Our team

Donald Reid

Emeritus Scientist

Northern Boreal Mountains

Don Reid retired from active duty with WCS Canada in May 2023, but remains affiliated as an adviser and while he publishes various scientific and policy investigations. Don led the Northern Boreal Mountains landscape program in northwest Canada (based out of Whitehorse, Yukon) from WCS Canada’s inception in 2004. With MSc (University of Calgary) and PhD (University of British Columbia) degrees, he spent about half his working life as a wildlife biologist with WCS, first as a contractor with WCS Global on the giant panda conservation program in Sichuan, China (1985-88), and later with WCS Canada. In northwest Canada, Don led WCS Canada’s involvement in strategic land use planning and establishment of new protected areas (Peel Watershed and Dawson Region planning), research on the influence of climate change on Arctic terrestrial ecology (International Polar Year 2006-2010, and Arctic Biodiversity Assessment), policy debates on environmental impacts of energy (large-scale hydro, and biomass) developments, conservation of wildlife on agricultural lands, lake conservation, and planning for impacts of climate change on ecosystems. His WCS field research in boreal Yukon has focused on river otters as indicators of aquatic ecosystem health, beavers as agents of change in riparian ecosystems, and spatial scale of forest disturbance as an influence on food webs where snowshoe hares are the dominant trophic species. He is currently exploring the origins and philosophical/cultural basis of the colonial-materialist world view so as to better understand its dramatic and sinister inability to provide a sustainable future for humans and Nature, and search for remedies.

Resources


Stories and op-eds

Burning trees: not a good way to solve the climate crisis
2023-08-01

Burning trees: not a good way to solve the climate crisis

Letter to Yukon News: re Biomass for Institutional Heating
Donald Reid, Hilary Cooke
It’s a boom-and-bust world for snowy owls
2021-10-28

It’s a boom-and-bust world for snowy owls

Snowy owls are one of the most recognizable of Arctic birds.
Donald Reid
Social for science: Using smartphone photos for research
2020-11-06

Social for science: Using smartphone photos for research

With millions of photos taken globally each day on smartphones, researchers have found they may also contain important ecological clues about our rapidly changing planet
Donald Reid

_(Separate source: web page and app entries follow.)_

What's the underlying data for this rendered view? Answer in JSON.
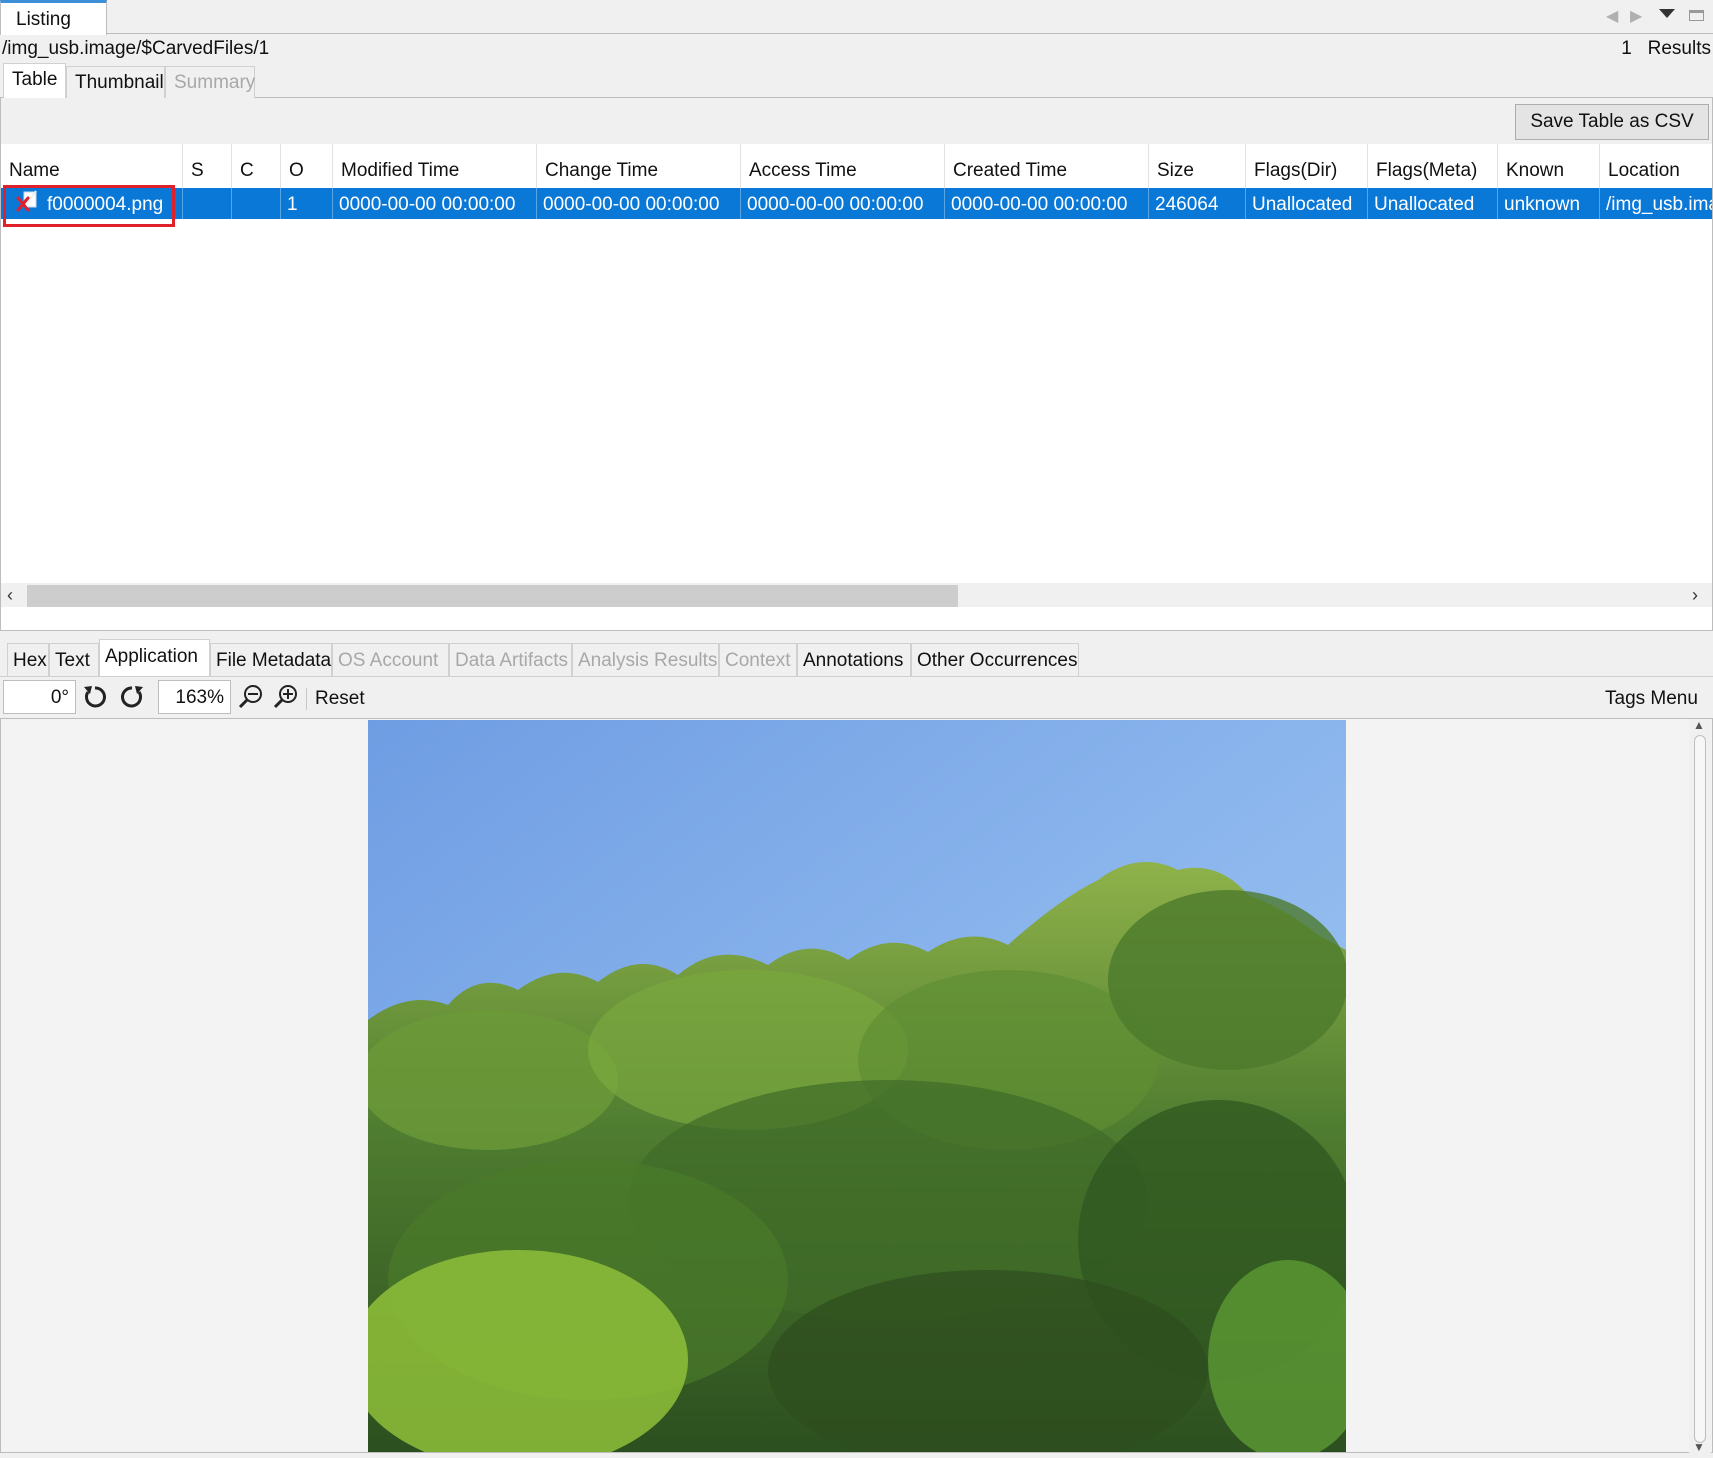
{
  "top_tab": {
    "label": "Listing"
  },
  "path": "/img_usb.image/$CarvedFiles/1",
  "results": {
    "count": "1",
    "label": "Results"
  },
  "result_tabs": [
    {
      "label": "Table",
      "state": "active"
    },
    {
      "label": "Thumbnail",
      "state": "normal"
    },
    {
      "label": "Summary",
      "state": "disabled"
    }
  ],
  "save_csv_label": "Save Table as CSV",
  "table": {
    "columns": [
      "Name",
      "S",
      "C",
      "O",
      "Modified Time",
      "Change Time",
      "Access Time",
      "Created Time",
      "Size",
      "Flags(Dir)",
      "Flags(Meta)",
      "Known",
      "Location"
    ],
    "rows": [
      {
        "name": "f0000004.png",
        "s": "",
        "c": "",
        "o": "1",
        "modified": "0000-00-00 00:00:00",
        "change": "0000-00-00 00:00:00",
        "access": "0000-00-00 00:00:00",
        "created": "0000-00-00 00:00:00",
        "size": "246064",
        "flags_dir": "Unallocated",
        "flags_meta": "Unallocated",
        "known": "unknown",
        "location": "/img_usb.ima"
      }
    ]
  },
  "content_tabs": [
    {
      "label": "Hex",
      "state": "normal"
    },
    {
      "label": "Text",
      "state": "normal"
    },
    {
      "label": "Application",
      "state": "active"
    },
    {
      "label": "File Metadata",
      "state": "normal"
    },
    {
      "label": "OS Account",
      "state": "disabled"
    },
    {
      "label": "Data Artifacts",
      "state": "disabled"
    },
    {
      "label": "Analysis Results",
      "state": "disabled"
    },
    {
      "label": "Context",
      "state": "disabled"
    },
    {
      "label": "Annotations",
      "state": "normal"
    },
    {
      "label": "Other Occurrences",
      "state": "normal"
    }
  ],
  "image_toolbar": {
    "rotation": "0°",
    "zoom": "163%",
    "reset_label": "Reset",
    "tags_menu_label": "Tags Menu",
    "icons": [
      "rotate-left-icon",
      "rotate-right-icon",
      "zoom-out-icon",
      "zoom-in-icon"
    ]
  },
  "colors": {
    "selection": "#0a78d7",
    "highlight_box": "#e0202a",
    "tab_accent": "#3c8fd6"
  }
}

, D. Reid
© D. Reid
  • canadamedia@wcs.org
Areas of expertise
Arctic Biodiversity Climate change Conservation planning